»»
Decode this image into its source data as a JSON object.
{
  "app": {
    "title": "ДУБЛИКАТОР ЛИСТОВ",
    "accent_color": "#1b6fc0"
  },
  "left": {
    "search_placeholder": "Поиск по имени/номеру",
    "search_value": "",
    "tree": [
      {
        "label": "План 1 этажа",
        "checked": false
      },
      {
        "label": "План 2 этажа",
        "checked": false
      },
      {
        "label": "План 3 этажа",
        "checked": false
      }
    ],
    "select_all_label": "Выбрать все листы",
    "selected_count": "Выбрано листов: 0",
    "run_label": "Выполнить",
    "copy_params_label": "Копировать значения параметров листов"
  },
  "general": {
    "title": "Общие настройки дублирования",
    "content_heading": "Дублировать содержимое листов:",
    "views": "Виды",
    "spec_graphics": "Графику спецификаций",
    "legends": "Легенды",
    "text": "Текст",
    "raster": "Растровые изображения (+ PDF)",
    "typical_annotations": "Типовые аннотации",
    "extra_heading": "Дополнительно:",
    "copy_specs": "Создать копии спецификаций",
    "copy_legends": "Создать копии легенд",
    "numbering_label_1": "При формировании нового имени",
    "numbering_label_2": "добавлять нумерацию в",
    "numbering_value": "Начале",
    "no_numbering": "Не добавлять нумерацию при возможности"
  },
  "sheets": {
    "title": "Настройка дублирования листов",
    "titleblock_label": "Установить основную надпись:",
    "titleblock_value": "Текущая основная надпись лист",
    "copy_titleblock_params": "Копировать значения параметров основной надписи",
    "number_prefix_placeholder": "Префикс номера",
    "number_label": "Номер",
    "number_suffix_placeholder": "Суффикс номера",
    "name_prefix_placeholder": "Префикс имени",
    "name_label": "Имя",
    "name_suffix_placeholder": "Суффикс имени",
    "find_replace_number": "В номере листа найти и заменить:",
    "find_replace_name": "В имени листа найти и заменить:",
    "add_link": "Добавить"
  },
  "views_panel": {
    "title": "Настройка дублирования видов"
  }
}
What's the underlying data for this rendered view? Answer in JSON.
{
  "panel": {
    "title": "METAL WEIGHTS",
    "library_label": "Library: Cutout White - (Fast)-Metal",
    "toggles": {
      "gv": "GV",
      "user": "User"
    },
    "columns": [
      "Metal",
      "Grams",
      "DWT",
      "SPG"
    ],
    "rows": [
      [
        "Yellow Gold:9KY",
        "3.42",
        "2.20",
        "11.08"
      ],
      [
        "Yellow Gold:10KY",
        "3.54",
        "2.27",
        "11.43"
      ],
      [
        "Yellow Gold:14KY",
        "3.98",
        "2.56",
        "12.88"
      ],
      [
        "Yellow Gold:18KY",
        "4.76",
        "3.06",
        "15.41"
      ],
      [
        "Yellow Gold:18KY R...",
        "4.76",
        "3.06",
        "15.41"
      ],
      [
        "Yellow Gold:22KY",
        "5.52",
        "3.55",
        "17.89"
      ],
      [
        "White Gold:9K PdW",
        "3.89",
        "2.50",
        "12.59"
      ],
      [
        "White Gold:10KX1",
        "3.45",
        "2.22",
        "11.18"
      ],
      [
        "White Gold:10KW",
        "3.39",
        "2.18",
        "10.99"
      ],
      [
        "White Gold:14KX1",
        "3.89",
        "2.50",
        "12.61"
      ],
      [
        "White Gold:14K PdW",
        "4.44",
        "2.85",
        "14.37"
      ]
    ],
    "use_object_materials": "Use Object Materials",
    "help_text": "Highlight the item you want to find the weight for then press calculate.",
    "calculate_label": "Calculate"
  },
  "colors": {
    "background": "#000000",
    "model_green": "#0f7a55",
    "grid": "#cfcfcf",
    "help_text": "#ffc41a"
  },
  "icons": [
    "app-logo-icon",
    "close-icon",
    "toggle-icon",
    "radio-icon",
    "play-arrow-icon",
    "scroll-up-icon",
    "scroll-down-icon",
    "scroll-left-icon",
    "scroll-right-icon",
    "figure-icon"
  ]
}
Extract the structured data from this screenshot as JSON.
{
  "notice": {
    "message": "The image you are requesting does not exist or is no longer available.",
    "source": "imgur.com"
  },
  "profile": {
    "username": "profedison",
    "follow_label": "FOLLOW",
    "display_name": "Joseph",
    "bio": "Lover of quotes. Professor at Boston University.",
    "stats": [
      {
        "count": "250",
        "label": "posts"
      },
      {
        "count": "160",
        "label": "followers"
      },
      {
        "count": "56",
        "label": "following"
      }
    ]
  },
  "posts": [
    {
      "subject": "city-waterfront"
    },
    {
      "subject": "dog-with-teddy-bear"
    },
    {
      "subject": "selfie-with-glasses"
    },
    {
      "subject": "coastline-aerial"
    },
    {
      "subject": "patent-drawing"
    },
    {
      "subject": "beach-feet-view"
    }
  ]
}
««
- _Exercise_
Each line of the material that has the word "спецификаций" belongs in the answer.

- _Response_
    "spec_graphics": "Графику спецификаций",
    "copy_specs": "Создать копии спецификаций",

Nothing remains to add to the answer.